Tuesday, August 24, 2010
The web page of the Ohio Supreme Court reports:
The Supreme Court of Ohio today suspended the law license of [an] attorney and former Cuyahoga County Recorder...for two years based on his felony conviction for transportation and importation of obscene materials in violation of federal law.
[The attorney] has been under an interim license suspension since December 2008, when the Court was notified that he entered a guilty plea and was convicted of violating Section 1462(a), Title 18 of the U.S. Code, which prohibits “the use of an interactive computer service for the carriage in interstate or international commerce of numerous obscene ... pictures, writings and other matters of indecent character.” The bill of information charging [his] offense, issued two days after he entered into a plea agreement with federal prosecutors, did not specify the nature of the material found on two of his home computers, but indicated that the illegal conduct leading to the charge against him was committed between February 1998 and November 2004.
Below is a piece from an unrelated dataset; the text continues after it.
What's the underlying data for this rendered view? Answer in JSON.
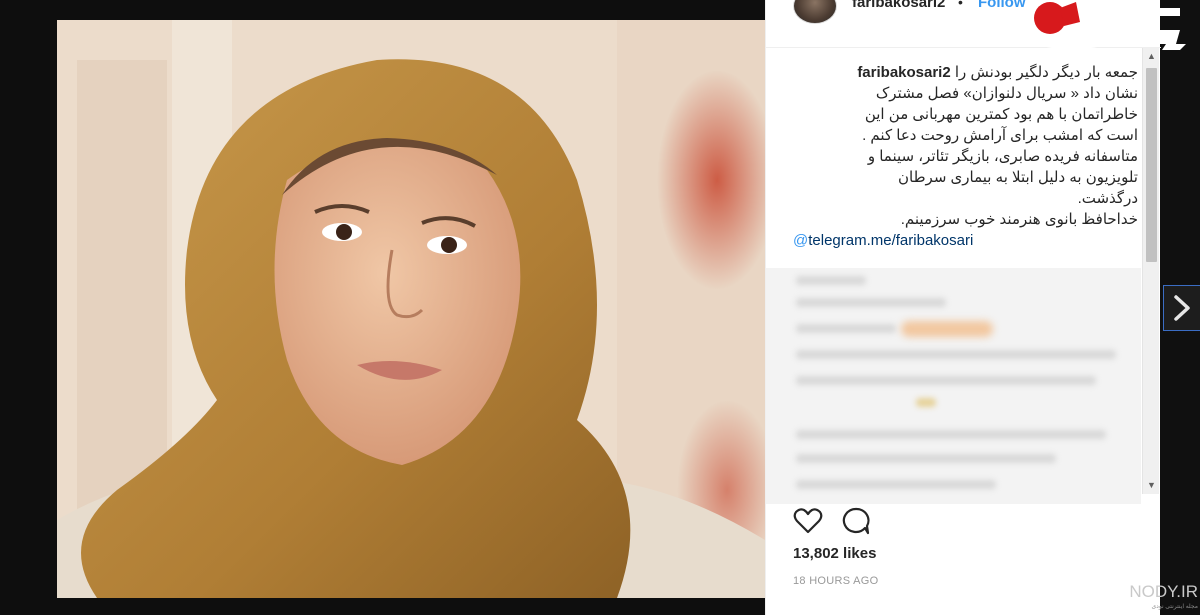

[The attorney] resigned from public office in May 2008 and was sentenced to 15 months in prison followed by a three-year term of federal supervised release.
In today’s decision, a 4-2 majority of the Court adopted a finding by the Board of Commissioners on Grievances & Discipline that [he] had engaged in conduct that adversely reflects on his fitness to practice law, but rejected the board’s recommendation that he receive a 12-month license suspension with credit for the time served under his interim suspension. The Court voted instead to impose a two-year license suspension with credit for time served, with the condition that [he] may not apply for reinstatement prior to completion of his term of supervised release.
The majority opinion was joined by Justices Paul E. Pfeifer, Maureen O’Connor, Terrence O’Donnell and Robert R. Cupp. Justice Evelyn Lundeberg Stratton entered a dissent, joined by Justice Judith Ann Lanzinger, stating that she would impose the sanction recommended by the disciplinary board, a 12-month suspension with credit for time served under interim suspension. Chief Justice Eric Brown did not participate in the Court’s deliberations or decision in the case.
The opinion is linked here. (Mike Frisch)